|Coliform||No Standard||Not to exceed 750 per ml|
|Laboratory Pasteurized Count||No Standard||Not to exceed 750 per ml|
|Grade “A” Pasteurized Milk||Standard Plate Count||Maximum 20,000 per ml||Maximum 15,000 per ml|
|Coliform||Maximum 10 per ml||Maximum 10 per ml|
Clearly, California is more anal than the federal government, at least when it comes to bacterial standards.
Back in 2008, the CDFA passed a bill called “AB 1735” which established new standards for coliform bacteria in raw milk sold in California. As of January 2008, the state’s two raw milk bottlers were required to have a final product with no more than 10 coliform bacteria per milliliter (same as pasteurized milk).
What’s a cauliflower coliform anyway? Colforms are a group of bacteria typically found in the environment: in soil, surface water, vegetation and the intestines of warm-blooded animals. Well, I guess cauliflower could be found in that last one, too. Anyway, coliforms are used as a gauge of sanitary conditions in things like…(surprise) dairy production. They also produce the characteristic “off” taste in sour milk. While most don’t actually cause disease, a small fraction can make you sick, especially if you’re a young child, old person, or have a weakened immune system.
For example, a strain of E.coli O157:H7 has been implicated in some pretty sordid cases of foodborne illness. They produce a toxin called “Shiga toxin”, named after the Japanese physician and bacteriologist Kiyoshi Shiga, who first described the bacterial origin of dysentery due to Shigella dysenteriae.
(I can think of better things to have named after you than a toxin, but at least he got his own Wikipedia page.)
Shiga toxins work by inhibiting protein synthesis in cells by cleaving off a nucleobase from the RNA of a ribosome. The dysfunctional ribosome stops being able to produce protein. Clearly this not optimal. Shiga toxin-producing E.coli were behind for the recent outbreak in deadly sprouts from Germany.
But back to milk…
How do coliform get into milk? The most common way is milking cows with wet, grimy udders or using unclean milking equipment. Their presence, while not inherently harmful (unless they’re the toxic variety), has been used as an indicator of sanitation for years. In dairy farms, coliform count is a measure of the fecal bacteria in milk (eww, right?), but coliforms can also signal environmental contamination of drinking water supply systems.
The good news (some would argue) is that pasteurization of dairy products easily kills coliform. Contamination can occur after pasteurization too, though, which is why it’s important to refrigerate milk. For raw milk, California law mandates it be cooled to 50 deg. F after milking begins and maintained at 45 deg. F within two hours after milking.

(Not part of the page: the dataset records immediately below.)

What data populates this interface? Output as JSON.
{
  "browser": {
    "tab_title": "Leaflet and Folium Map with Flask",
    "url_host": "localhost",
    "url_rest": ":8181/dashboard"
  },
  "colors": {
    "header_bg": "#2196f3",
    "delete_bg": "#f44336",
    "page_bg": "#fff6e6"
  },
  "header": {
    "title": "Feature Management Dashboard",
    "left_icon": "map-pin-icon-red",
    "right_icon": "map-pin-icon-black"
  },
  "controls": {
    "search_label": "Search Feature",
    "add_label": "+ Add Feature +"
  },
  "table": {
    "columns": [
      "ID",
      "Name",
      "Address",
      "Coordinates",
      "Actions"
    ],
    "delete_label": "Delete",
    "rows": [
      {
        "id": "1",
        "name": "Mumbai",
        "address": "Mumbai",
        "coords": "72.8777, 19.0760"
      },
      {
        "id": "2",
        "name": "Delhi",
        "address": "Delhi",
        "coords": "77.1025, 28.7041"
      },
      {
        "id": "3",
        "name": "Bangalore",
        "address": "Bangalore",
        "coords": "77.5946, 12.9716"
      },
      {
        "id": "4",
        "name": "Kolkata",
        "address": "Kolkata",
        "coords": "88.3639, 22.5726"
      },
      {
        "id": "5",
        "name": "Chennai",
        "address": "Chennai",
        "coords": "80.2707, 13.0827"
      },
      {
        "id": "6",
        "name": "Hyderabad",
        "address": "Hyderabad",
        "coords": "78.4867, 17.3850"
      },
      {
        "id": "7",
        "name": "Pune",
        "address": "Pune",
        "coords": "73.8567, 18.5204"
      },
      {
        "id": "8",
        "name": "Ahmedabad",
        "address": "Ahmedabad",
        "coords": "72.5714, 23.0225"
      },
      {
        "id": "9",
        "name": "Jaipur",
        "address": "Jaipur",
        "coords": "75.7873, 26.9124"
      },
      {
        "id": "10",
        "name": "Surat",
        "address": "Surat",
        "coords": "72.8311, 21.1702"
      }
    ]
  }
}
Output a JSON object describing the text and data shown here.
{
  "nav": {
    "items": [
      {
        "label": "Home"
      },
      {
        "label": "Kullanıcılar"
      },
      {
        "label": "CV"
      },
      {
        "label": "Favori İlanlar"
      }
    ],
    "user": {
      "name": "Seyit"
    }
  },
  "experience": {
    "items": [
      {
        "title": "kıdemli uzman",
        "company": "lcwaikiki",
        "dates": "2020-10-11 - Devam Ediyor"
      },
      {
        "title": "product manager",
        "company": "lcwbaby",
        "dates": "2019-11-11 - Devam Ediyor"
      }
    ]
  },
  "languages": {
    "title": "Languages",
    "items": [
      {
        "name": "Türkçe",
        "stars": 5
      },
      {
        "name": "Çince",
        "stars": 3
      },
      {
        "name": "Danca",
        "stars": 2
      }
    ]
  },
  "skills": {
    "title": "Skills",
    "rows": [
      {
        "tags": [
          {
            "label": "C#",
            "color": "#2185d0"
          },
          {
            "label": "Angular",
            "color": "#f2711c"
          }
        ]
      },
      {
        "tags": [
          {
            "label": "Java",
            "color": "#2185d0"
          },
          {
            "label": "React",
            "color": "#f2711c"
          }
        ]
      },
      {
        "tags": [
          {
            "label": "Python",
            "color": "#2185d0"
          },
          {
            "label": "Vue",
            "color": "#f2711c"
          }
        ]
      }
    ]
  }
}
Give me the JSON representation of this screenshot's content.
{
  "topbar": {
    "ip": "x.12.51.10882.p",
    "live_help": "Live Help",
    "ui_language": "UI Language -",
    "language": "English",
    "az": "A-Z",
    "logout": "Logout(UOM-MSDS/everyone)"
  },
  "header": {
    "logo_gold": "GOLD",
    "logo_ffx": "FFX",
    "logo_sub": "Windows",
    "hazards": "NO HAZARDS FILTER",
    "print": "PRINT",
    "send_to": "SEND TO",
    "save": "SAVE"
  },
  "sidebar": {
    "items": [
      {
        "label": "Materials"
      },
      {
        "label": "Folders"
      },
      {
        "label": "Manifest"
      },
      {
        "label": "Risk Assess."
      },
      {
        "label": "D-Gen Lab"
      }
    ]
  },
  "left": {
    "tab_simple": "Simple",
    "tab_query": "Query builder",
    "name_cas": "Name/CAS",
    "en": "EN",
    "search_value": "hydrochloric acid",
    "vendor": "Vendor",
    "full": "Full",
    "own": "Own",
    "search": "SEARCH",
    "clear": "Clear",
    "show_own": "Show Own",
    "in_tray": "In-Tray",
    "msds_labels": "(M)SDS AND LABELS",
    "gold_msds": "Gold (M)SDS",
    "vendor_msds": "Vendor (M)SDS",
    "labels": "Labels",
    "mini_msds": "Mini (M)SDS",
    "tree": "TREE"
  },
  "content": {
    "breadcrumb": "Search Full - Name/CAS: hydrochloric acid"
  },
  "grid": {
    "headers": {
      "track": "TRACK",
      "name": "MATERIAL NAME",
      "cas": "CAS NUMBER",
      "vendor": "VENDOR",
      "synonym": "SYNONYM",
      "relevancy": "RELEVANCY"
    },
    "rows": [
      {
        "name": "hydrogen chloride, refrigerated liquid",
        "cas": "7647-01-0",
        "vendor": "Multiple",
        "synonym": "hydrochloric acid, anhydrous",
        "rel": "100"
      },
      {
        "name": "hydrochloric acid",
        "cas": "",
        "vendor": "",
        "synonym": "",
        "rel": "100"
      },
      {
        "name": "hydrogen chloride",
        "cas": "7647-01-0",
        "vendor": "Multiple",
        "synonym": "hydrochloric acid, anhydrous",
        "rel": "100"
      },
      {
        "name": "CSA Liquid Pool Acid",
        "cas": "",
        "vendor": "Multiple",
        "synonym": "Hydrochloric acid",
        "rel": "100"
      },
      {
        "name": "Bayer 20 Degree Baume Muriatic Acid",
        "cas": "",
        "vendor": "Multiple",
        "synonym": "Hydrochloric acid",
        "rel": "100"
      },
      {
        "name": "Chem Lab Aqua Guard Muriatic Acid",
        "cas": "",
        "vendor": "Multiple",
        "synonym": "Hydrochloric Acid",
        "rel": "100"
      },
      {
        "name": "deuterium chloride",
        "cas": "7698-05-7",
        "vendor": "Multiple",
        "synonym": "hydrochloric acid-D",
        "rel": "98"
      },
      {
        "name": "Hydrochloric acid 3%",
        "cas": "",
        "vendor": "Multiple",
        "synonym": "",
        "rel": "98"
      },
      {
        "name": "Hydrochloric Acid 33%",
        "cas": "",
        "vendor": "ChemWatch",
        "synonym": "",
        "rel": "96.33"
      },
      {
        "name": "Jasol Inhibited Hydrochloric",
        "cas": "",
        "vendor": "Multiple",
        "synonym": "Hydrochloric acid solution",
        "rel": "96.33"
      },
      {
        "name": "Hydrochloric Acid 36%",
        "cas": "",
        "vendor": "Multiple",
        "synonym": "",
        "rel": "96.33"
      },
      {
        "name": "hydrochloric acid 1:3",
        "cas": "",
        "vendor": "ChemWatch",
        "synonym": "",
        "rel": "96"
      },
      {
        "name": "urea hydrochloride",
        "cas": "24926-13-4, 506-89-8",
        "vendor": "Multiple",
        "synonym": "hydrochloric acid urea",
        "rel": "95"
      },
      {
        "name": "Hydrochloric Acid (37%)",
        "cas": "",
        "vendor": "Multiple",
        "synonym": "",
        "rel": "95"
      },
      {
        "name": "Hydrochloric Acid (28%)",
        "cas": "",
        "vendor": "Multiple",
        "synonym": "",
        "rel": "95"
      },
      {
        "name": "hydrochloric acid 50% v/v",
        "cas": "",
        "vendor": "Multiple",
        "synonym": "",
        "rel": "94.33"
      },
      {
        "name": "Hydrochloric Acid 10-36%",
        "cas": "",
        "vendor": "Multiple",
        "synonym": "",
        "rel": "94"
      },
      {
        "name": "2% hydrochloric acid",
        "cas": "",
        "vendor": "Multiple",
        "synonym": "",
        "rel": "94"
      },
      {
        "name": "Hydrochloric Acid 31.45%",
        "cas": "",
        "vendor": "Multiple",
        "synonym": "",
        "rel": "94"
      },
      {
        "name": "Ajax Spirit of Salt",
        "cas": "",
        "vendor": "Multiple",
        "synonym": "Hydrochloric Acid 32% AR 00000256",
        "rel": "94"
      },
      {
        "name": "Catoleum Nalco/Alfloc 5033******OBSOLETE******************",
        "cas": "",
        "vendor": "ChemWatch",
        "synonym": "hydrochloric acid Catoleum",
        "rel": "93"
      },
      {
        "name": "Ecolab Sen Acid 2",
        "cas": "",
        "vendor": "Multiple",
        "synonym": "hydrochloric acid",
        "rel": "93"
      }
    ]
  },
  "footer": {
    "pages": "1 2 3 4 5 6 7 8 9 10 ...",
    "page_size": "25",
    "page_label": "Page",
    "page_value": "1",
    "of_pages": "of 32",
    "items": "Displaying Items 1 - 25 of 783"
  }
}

According to the CDFA, the new standards for coliform count in raw milk can be achieved without pasteurization, “with utilization of sound cleaning and sanitation practices.” They say that on average, about 25% of milk samples from dairy farm inspections fall within the allowable range for colliform bacteria. ** Agreeing with national data collected by USDA’s National Animal Health Monitoring System, and published in the Journal of Dairy Science in 2004 (J. Dairy Sci. 87:2822).
The CDFA lists a few suggestions for minimizing coliform count in raw milk. Here are two of my favorites:
- Properly managing manure, bedding, housing and pastures to prevent cows from arriving overly dirty at the milking parlor.
- Use of an appropriate commercially available pre-milking teat sanitizer to further reduce the amount of bacteria contacting milking equipment
The raw milk bill specifies maximum bacterial counts for a whole range of dairy products, including ice cream, sherbet, and eggnog! I did a bit of “field research” at the Penny Ice Creamery here in Santa Cruz, and found out their ice cream is a) delicious and b) pasteurized in-shop (see photo).
Well, not everyone’s on board with the raw milk restrictions. Many people consider it their right to drink and distribute raw milk. This isn’t prohibition, after all. Recently, Santa Cruzans (or whatever the right collective noun is) staged a “Milk-In” at the Downtown Farmers Market. People are serious about their milk, so don’t even try to move their cheese.
On that note, I leave you with some cow pictures: